Work to be completed. Show, from the records below, all lines that contain the word "minutes".

[Page and application data records]
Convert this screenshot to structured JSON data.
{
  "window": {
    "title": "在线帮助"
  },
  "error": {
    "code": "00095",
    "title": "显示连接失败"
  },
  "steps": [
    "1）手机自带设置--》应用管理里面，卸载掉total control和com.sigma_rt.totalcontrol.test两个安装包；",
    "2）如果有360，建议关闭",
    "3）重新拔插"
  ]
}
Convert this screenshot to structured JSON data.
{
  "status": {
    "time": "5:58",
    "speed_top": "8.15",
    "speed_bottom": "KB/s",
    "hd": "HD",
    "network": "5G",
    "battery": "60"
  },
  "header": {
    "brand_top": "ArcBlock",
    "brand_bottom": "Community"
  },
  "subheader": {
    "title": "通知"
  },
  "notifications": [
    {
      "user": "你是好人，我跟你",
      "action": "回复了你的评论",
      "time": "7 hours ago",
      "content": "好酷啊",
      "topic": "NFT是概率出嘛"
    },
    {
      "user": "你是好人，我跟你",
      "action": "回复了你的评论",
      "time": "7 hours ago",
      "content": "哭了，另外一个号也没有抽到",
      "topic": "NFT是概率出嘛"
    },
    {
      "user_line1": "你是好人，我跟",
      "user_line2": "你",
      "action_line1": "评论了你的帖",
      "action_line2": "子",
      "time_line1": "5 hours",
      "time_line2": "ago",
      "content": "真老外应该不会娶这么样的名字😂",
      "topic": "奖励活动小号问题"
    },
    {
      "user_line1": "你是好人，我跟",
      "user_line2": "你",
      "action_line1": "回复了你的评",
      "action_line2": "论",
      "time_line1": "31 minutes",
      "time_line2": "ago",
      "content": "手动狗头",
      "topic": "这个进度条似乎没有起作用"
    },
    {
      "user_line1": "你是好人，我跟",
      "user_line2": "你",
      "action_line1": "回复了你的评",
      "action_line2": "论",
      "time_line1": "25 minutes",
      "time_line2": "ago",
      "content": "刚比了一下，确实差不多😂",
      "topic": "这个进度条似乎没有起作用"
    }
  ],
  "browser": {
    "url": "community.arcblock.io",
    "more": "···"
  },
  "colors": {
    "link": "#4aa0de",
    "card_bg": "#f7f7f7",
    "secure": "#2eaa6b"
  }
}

Task output.
      "time_line1": "31 minutes",
      "time_line1": "25 minutes",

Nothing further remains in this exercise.